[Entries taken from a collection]
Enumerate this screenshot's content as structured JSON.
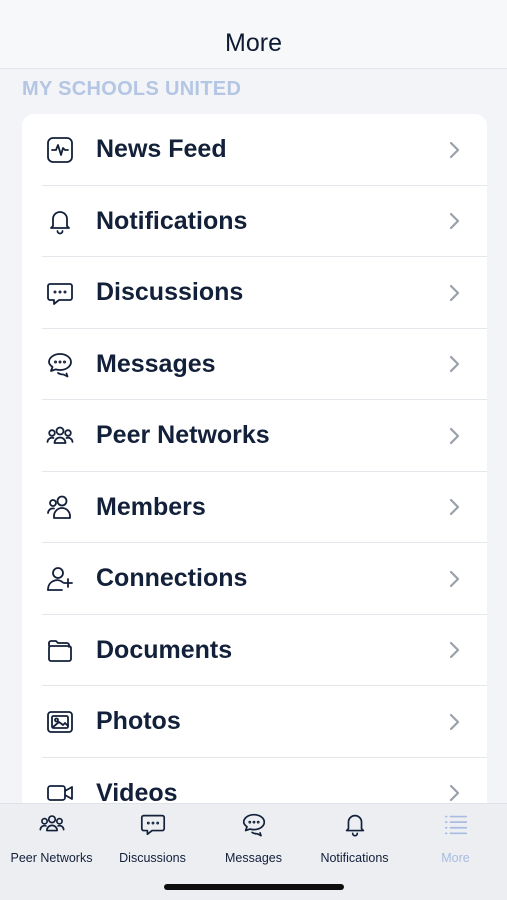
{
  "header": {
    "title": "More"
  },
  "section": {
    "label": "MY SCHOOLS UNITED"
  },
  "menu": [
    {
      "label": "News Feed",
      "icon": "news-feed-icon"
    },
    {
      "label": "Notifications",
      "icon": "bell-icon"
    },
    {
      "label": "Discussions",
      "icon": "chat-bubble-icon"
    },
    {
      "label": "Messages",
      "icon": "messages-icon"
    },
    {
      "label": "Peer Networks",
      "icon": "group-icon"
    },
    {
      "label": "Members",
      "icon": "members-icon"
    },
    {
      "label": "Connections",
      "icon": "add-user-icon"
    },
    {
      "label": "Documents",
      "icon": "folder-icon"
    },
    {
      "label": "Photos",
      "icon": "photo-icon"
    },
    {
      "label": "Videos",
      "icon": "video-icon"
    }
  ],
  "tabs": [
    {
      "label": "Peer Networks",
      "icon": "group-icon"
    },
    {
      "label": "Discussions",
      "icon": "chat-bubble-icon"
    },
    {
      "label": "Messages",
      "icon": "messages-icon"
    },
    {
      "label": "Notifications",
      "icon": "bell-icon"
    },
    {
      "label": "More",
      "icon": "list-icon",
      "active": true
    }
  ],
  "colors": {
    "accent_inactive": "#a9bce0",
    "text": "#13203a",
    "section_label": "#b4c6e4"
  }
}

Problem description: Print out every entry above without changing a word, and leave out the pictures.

Reply to the task:
Enumerate this screenshot's content as structured JSON.
{
  "header": {
    "title": "More"
  },
  "section": {
    "label": "MY SCHOOLS UNITED"
  },
  "menu": [
    {
      "label": "News Feed",
      "icon": "news-feed-icon"
    },
    {
      "label": "Notifications",
      "icon": "bell-icon"
    },
    {
      "label": "Discussions",
      "icon": "chat-bubble-icon"
    },
    {
      "label": "Messages",
      "icon": "messages-icon"
    },
    {
      "label": "Peer Networks",
      "icon": "group-icon"
    },
    {
      "label": "Members",
      "icon": "members-icon"
    },
    {
      "label": "Connections",
      "icon": "add-user-icon"
    },
    {
      "label": "Documents",
      "icon": "folder-icon"
    },
    {
      "label": "Photos",
      "icon": "photo-icon"
    },
    {
      "label": "Videos",
      "icon": "video-icon"
    }
  ],
  "tabs": [
    {
      "label": "Peer Networks",
      "icon": "group-icon"
    },
    {
      "label": "Discussions",
      "icon": "chat-bubble-icon"
    },
    {
      "label": "Messages",
      "icon": "messages-icon"
    },
    {
      "label": "Notifications",
      "icon": "bell-icon"
    },
    {
      "label": "More",
      "icon": "list-icon",
      "active": true
    }
  ],
  "colors": {
    "accent_inactive": "#a9bce0",
    "text": "#13203a",
    "section_label": "#b4c6e4"
  }
}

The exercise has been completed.